The Kermode or Spirit Bear (Ursus americanus kermodei) is a rare subspecies of the Black Bear. Estimates place the Spirit Bear population between 400 and 1000, although the general consensus would appear to be 400 or fewer. Spirit Bears are only found in British Columbia, Canada's Great Bear Rainforest and nearby areas.
Prior to 2006, clearcut logging was allowed throughout Great Bear. In 2006, roughly a half million acres of Spirit Bear habitat was protected, thanks to the efforts of local First Nations, Valhalla Wilderness Society, Spirit Bear Youth Coalition and others. Also that year, the Spirit Bear was designated the official mammal of B.C. However to date, the Spirit Bear has not even received a blue or "threatened" listing under the provincial wildlife act, given its low numbers. Approximately 1 in every 10 Black Bears in Great Bear Rainforest are born white, with that number being somewhat higher on Princess Royal and Gribbell Islands - which have the highest concentration of Spirit Bears.

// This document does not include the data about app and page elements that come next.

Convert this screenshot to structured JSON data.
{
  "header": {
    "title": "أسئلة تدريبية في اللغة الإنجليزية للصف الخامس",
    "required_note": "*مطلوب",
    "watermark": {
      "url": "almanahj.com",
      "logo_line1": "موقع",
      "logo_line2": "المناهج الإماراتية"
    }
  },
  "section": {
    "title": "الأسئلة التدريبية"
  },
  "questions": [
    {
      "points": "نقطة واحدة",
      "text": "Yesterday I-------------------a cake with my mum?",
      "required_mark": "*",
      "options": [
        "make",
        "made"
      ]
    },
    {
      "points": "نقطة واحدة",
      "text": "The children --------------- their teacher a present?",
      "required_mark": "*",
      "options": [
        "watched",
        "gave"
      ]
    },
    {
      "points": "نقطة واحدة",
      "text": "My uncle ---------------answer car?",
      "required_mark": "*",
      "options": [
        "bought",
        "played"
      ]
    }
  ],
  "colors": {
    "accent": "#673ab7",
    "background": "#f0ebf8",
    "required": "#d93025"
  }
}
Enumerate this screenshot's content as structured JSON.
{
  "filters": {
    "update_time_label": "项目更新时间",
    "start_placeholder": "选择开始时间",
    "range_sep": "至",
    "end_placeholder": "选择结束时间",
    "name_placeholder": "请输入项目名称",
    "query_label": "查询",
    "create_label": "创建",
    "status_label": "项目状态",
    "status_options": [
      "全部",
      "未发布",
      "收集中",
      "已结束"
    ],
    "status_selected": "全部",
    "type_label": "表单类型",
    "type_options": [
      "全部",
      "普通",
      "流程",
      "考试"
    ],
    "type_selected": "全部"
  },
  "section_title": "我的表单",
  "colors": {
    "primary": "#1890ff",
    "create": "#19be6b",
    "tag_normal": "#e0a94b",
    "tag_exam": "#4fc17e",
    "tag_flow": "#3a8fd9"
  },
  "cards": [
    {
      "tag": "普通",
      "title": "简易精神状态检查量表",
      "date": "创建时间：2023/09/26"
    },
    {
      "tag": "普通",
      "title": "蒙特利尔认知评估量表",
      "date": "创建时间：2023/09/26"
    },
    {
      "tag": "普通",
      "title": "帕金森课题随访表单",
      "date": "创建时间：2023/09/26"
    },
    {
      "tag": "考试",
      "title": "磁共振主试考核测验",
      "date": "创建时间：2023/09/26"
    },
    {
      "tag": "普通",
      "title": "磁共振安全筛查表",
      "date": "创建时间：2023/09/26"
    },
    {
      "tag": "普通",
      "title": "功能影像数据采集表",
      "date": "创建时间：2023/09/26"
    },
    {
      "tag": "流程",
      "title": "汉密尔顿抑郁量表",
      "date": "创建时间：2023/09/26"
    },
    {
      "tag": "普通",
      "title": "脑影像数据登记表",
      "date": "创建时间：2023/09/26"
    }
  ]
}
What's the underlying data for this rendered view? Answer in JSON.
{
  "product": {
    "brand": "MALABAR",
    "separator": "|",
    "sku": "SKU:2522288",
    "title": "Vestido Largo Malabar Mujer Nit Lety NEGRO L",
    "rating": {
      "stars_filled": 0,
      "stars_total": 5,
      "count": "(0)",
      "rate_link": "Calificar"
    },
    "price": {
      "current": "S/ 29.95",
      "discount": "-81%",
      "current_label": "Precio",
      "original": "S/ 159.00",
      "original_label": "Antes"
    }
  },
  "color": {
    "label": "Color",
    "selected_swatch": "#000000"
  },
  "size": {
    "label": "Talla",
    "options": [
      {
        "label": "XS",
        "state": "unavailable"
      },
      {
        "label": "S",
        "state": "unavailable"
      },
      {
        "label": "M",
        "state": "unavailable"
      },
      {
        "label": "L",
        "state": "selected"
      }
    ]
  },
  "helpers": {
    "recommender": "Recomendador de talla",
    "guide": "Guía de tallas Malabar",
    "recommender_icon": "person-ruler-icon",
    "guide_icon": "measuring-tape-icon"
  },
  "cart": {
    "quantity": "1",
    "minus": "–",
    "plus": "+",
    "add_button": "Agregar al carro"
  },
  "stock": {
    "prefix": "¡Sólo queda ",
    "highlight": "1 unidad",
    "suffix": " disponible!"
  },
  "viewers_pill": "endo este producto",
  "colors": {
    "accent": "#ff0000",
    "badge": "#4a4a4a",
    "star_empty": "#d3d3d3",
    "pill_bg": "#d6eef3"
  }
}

Trophy hunting of bears had also threatened the Kermode population. However, recently coastal First Nations imposed their own ban on trophy hunting in Great Bear Rainforest. The Raincoast Conservation Foundation also purchased several hunting licenses to stop the hunting in much of Great Bear Rainforest.
In order to preserve the Spirit Bear for the long term, the following points need to be considered by the BC government:
Completion of plans from 2006 to formalize the Spirit Bear conservancy.
BC government-mandated ban on all trophy hunting in Great Bear Rainforest.
Full rejection of the Northern Gateway pipeline and oil tanker traffic in Great Bear Rainforest - as the BC government indicated on May 31, 2013.
Give the Spirit Bear a blue (threatened) or red (endangered) listing under the provincial wildlife act in BC.
Let's make sure that one of the most unique animals and most bio-diverse ecosystems in the world remains for future generations to enjoy!
The Spirit Bear has been BC's provincial mammal since 2006. However, much of its' home territory - the Great Bear Rainforest is still under threat from logging. Further, we ask the BC government to hold firm on their recently declared opposition to the proposed Northern Gateway pipeline to Kitimat and the related oil tanker traffic through Great Bear Rainforest.
There are fewer than 400 of these magnificent animals left. Please, do the right thing and give them the appropriate protection they absolutely deserve.